Development of Allosteric Inhibitors Targeting Human Herpesviral Proteases
- Author(s): Shahian, Tina
- Advisor(s): Craik, Charles S
- et al.

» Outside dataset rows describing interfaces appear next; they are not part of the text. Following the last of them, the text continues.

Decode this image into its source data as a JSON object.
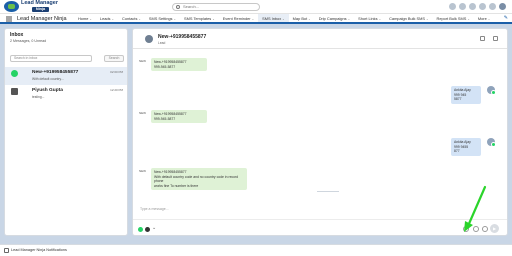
{
  "header": {
    "brand_line1": "Lead Manager",
    "brand_line2": "Ninja",
    "search_placeholder": "Search..."
  },
  "nav": {
    "app_name": "Lead Manager Ninja",
    "tabs": [
      {
        "label": "Home",
        "active": false
      },
      {
        "label": "Leads",
        "active": false
      },
      {
        "label": "Contacts",
        "active": false
      },
      {
        "label": "SMS Settings",
        "active": false
      },
      {
        "label": "SMS Templates",
        "active": false
      },
      {
        "label": "Event Reminder",
        "active": false
      },
      {
        "label": "SMS Inbox",
        "active": true
      },
      {
        "label": "Map Bot",
        "active": false
      },
      {
        "label": "Drip Campaigns",
        "active": false
      },
      {
        "label": "Short Links",
        "active": false
      },
      {
        "label": "Campaign Bulk SMS",
        "active": false
      },
      {
        "label": "Report Bulk SMS",
        "active": false
      },
      {
        "label": "More",
        "active": false
      }
    ]
  },
  "inbox": {
    "title": "Inbox",
    "subtitle": "2 Messages, 0 Unread",
    "search_placeholder": "Search in inbox",
    "search_button": "Search",
    "conversations": [
      {
        "name": "New-+919958455877",
        "preview": "With default country...",
        "time": "02:00 PM",
        "channel": "whatsapp",
        "selected": true
      },
      {
        "name": "Piyush Gupta",
        "preview": "testing...",
        "time": "12:20 PM",
        "channel": "email",
        "selected": false
      }
    ]
  },
  "chat": {
    "name": "New-+919958455877",
    "tag": "Lead",
    "messages": [
      {
        "dir": "in",
        "avatar_label": "NEW",
        "lines": [
          "New-+919958455877",
          "999-945-5877"
        ]
      },
      {
        "dir": "out",
        "lines": [
          "Ankita Ajay",
          "999 945",
          "5877"
        ]
      },
      {
        "dir": "in",
        "avatar_label": "NEW",
        "lines": [
          "New-+919958455877",
          "999-945-5877"
        ]
      },
      {
        "dir": "out",
        "lines": [
          "Ankita Ajay",
          "999 9455",
          "877"
        ]
      },
      {
        "dir": "in",
        "avatar_label": "NEW",
        "lines": [
          "New-+919958455877",
          "With default country code and no country code in record phone",
          "works fine To number is there"
        ]
      }
    ],
    "composer_placeholder": "Type a message...",
    "send_glyph": "▶"
  },
  "footer": {
    "label": "Lead Manager Ninja Notifications"
  },
  "colors": {
    "accent": "#1b5fa8",
    "incoming_bubble": "#dff2d6",
    "outgoing_bubble": "#d3e3f6",
    "whatsapp": "#25d366",
    "annotation_arrow": "#2bd42b"
  }
}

Human herpesviruses (HHVs) make up one of the most prevalent viral families and are the etiological agents of a variety of devastating human illnesses that lack safe and effective treatments. All HHVs express a dimeric serine protease that is essential to the viral life cycle. Kaposi's sarcoma-associated herpesvirus protease (KSHV Pr), a gamma subfamily member, was chosen as the model system for developing broad-spectrum herpesviral inhibitors. Of particular interest are KSHV Pr inhibitors that act allosterically, either by dimer dissociation or other mechanisms. A small-molecule KSHV Pr inhibitor has been identified that traps a transient allosteric pocket at the protease dimer interface. The binding of this molecule (DD2) has been shown to prevent the dimerization of KSHV Pr, which is required for its activation. This novel binding pocket is bioinformatically predicted to be conserved across all HHV proteases and DD2 has been shown to have activity against the serine protease from cytolomegalovirus (CMV) a member of the beta herpesvirus subfamily. Additionally, methodologies have been developed to identify new inhibitors via a high throughput screen, elucidate the mechanism and binding modes of screening hits, and test for efficacy in a cell culture viral replication assay. This work presents methodologies and demonstrates the feasibility for identifying and using small-molecule allosteric inhibitors to target a conserved enzyme family that is conserved across a viral family.